The April 16 commentary “AED lawsuit threatens youth sports with liability overload” (Other Views) stated that brain damage or death as a result of suffering a cardiac arrhythmia while playing high school sports “… does not occur often” and leaves the reader with the impression that somehow the deployment of life-saving automated external defibrillators (AEDs) in public school threatens sports opportunities for young people.
The American Heart Association’s most recent estimate on this topic concludes that the occurrence of these events in children is 9,500 per year, causing about 8,800 deaths. The truly heartbreaking fact is that many disabilities and deaths as a result of sudden cardiac arrest are preventable.
Tragically, on Nov. 13, 2008, Abel Limones, a soccer player at East County High School in Lee County, suffered cardiac arrest during a game. CPR was administered by his coach, but the school’s AED, which was on a golf cart near the soccer field’s end zone, was never used. Abel was not resuscitated until 23 minutes later, after being treated with an AED by Emergency Medical Services.

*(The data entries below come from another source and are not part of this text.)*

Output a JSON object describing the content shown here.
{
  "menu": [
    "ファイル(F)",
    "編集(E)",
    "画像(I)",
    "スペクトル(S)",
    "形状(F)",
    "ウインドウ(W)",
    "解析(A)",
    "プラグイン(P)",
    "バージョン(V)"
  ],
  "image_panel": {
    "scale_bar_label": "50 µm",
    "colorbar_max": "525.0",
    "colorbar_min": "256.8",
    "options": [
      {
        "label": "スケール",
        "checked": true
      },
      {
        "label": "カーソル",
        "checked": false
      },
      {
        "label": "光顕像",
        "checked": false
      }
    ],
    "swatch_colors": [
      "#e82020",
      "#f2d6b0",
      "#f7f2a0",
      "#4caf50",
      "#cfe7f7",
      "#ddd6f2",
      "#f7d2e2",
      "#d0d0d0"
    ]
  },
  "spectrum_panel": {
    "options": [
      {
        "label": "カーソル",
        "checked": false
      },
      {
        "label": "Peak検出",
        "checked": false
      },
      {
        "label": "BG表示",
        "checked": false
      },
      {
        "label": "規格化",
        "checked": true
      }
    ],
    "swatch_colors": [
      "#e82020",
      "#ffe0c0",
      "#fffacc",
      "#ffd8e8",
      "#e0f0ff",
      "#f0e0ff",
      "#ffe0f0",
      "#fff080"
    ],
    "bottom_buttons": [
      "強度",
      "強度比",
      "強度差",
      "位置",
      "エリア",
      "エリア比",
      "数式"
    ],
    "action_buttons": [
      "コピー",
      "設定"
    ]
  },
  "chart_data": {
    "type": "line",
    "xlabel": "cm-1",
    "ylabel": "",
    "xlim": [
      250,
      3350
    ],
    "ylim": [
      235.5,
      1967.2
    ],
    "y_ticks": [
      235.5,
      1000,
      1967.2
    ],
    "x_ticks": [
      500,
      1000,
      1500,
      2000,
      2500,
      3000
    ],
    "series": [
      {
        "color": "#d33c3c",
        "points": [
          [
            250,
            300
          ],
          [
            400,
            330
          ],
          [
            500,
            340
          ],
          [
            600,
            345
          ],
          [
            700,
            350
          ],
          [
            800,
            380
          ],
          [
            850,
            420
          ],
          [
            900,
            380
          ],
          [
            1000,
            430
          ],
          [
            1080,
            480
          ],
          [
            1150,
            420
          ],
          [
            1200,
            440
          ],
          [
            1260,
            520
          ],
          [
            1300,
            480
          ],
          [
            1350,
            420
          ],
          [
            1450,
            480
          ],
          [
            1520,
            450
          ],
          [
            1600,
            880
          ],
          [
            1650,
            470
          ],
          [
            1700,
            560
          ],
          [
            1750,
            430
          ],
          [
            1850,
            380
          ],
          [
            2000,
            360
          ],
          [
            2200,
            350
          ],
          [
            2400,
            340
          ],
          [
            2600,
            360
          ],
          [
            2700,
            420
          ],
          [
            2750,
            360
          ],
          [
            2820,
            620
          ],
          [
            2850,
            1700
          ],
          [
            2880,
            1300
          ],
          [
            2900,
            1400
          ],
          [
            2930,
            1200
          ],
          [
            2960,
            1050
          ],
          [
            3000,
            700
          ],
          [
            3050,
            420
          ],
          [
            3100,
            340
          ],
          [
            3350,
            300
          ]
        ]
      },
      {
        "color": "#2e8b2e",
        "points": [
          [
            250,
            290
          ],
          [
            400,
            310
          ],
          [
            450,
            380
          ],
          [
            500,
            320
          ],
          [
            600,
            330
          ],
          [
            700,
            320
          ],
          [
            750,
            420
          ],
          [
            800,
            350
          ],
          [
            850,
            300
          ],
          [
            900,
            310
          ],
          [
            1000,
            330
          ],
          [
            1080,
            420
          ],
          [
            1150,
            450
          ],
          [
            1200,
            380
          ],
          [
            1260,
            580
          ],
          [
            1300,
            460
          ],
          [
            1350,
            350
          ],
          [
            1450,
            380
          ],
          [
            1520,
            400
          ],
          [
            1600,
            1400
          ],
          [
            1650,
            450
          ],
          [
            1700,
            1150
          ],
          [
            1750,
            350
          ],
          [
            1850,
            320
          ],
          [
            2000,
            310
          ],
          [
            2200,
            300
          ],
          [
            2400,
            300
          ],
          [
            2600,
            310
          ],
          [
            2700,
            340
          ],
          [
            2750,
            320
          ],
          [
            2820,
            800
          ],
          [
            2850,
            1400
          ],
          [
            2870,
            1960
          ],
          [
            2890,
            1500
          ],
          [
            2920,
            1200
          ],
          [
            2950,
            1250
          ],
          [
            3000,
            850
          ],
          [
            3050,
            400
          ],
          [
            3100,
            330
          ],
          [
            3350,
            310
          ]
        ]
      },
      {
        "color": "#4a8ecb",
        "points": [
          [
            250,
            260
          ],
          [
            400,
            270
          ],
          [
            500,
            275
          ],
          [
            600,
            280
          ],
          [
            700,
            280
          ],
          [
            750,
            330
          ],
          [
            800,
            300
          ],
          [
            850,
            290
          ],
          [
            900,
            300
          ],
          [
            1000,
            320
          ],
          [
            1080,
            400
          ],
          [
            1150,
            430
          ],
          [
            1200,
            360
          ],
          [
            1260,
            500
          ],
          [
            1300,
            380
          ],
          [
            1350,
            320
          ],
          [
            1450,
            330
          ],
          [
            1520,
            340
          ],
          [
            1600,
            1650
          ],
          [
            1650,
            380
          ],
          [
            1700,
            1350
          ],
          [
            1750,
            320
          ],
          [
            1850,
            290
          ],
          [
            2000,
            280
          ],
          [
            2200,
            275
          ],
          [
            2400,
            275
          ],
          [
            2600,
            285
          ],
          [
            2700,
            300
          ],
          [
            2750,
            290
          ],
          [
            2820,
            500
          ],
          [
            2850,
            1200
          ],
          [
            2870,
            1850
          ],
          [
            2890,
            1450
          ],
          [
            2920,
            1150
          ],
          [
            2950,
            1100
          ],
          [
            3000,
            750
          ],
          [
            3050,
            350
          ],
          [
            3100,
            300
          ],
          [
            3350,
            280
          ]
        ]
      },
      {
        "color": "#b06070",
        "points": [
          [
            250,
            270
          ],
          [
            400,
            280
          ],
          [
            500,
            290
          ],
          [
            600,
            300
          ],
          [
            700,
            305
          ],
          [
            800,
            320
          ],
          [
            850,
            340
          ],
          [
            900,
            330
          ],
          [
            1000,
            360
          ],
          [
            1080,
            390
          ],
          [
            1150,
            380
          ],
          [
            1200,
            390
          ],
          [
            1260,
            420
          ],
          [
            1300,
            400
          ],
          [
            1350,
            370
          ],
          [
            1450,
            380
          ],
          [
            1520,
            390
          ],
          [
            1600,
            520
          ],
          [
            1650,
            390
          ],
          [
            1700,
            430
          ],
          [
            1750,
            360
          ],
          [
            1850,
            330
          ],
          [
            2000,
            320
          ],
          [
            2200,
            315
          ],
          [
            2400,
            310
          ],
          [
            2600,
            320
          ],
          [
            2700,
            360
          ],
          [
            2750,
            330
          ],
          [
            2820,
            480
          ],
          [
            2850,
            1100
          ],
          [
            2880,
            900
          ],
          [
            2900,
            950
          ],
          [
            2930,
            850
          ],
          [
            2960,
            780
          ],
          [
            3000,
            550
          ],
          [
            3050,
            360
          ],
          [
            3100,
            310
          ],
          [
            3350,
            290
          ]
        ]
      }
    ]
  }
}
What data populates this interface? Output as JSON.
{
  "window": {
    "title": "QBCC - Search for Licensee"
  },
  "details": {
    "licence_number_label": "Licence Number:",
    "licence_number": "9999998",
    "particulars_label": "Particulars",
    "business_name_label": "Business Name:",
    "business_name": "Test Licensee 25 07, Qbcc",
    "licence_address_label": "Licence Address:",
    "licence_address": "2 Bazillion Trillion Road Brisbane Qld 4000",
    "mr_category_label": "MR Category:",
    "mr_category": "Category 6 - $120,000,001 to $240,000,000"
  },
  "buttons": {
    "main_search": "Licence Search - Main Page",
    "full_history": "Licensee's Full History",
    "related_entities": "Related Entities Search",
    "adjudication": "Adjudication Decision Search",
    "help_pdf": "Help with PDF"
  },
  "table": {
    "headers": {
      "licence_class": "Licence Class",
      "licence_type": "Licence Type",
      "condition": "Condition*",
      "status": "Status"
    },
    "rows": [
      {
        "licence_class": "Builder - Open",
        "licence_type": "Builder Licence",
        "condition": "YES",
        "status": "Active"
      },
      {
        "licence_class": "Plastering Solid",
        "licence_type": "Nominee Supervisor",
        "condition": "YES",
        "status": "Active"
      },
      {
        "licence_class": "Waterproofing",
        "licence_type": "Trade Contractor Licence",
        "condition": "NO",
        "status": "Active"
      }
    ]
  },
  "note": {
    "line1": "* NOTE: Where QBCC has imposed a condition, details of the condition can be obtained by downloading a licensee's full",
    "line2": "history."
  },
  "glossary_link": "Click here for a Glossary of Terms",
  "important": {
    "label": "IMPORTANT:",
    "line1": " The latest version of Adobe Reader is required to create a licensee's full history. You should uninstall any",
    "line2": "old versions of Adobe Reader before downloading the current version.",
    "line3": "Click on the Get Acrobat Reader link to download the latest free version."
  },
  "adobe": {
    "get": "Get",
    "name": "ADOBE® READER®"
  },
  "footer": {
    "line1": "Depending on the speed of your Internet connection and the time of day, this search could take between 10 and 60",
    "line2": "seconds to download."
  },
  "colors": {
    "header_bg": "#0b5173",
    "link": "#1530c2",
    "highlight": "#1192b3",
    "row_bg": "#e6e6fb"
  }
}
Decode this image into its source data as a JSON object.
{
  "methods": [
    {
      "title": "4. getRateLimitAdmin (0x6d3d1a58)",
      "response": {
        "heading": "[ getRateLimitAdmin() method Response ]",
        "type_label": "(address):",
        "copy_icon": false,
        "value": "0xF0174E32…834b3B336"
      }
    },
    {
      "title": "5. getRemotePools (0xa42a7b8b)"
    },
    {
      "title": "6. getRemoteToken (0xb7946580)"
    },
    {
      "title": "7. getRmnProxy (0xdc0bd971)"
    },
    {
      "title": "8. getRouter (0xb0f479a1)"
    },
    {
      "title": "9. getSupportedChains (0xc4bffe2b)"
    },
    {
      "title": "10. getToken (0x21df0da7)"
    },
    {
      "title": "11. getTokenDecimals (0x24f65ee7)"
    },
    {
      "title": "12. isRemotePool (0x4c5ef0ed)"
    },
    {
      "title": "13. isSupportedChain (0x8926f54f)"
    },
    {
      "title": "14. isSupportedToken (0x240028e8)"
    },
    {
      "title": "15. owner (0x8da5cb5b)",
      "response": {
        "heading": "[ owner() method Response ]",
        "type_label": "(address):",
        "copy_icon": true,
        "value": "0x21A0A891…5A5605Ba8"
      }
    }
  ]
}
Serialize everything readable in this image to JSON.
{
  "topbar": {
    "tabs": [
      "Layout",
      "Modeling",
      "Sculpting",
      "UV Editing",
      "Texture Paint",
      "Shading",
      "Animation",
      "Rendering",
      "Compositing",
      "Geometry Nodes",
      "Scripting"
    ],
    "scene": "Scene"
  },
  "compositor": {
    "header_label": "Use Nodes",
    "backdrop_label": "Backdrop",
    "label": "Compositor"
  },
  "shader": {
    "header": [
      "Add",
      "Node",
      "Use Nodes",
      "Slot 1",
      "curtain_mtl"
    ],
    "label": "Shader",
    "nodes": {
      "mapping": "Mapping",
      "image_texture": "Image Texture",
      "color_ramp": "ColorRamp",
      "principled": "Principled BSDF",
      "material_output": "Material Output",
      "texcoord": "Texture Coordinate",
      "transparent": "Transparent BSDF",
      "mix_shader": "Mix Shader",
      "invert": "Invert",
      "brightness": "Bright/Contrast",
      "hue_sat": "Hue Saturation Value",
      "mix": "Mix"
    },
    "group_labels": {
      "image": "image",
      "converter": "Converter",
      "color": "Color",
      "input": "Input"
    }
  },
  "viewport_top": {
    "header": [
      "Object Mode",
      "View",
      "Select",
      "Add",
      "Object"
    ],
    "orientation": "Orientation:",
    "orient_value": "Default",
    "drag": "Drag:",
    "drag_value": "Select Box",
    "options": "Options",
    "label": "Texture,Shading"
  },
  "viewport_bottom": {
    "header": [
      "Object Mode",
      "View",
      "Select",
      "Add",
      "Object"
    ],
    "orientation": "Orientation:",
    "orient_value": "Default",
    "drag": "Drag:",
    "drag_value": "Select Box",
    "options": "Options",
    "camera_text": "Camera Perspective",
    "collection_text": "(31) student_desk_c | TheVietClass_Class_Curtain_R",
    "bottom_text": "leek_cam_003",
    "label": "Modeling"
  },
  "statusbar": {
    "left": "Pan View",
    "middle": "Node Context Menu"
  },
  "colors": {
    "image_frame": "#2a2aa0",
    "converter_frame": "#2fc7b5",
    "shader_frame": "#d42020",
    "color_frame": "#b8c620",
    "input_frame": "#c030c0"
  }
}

Although he was saved, Abel sustained severe brain injury that left him in a vegetative state due to the failure of school personnel to retrieve and use the school’s AED, which was required to be there by state law.
In a lawsuit brought by Abel’s parents, an appellate court ruled that “under the current state of the law, the School Board had no common law duty to make available, diagnose the need for, or use an AED on Abel.” The court further held that the statute which mandated the presence of the AED did not set forth requirements regarding the school’s use of the AED that it was required to maintain and that Florida’s Good Samaritan Act and Cardiac Arrest Survival Act do not create a legal duty to render aid through the use of an AED.
The Florida Supreme Court is reviewing this decision, in which the appellate court, unfortunately, missed an opportunity to establish public policy requiring the use of AEDs in locations, specifically in public schools, where the state Legislature has mandated their presence.
Section 1006.165, Florida Statutes (2008) requires the presence of an operational AED in public schools that are part of the Florida High School Athletic Association and mandates that each school must ensure that employees or volunteers who are reasonably expected to use the device obtain appropriate training in cardiopulmonary resuscitation (CPR) and to demonstrate proficiency in the use of an AED.
It is the position of Parent Heart Watch, the national voice dedicated to protecting youths from sudden cardiac arrest (SCA) and preventable sudden cardiac death, that the enactment of laws requiring the presence of AEDs implies the intent of the Legislature to create a duty to use those AEDs. The court can establish an environment that will save lives, young and old.
Parent Heart Watch encourages the Florida Supreme Court, as well as other courts faced with this issue, to require the usage of AEDs where the law mandates their presence. Under existing federal and state law, any such responder will be immune from liability pursuant to existing Good Samaritan laws. School districts will be protected from liability if they maintain AEDs, as mandated by law, and so will school personnel who use the devices on school property.
The availability of AEDs in schools, coupled with a written and well-practiced emergency action plan, will ensure the timely and proper execution of the cardiac chain of survival — lives saved! Parents should demand this protection for their children. The price of an AED ranges from $1,100 to $1,500 — a small price to pay for saving the life of a child. To learn more about SCA in youths, visit parentheartwatch.org.
Martha Lopez-Anderson is chairwoman of the board of directors of Parent Heart Watch.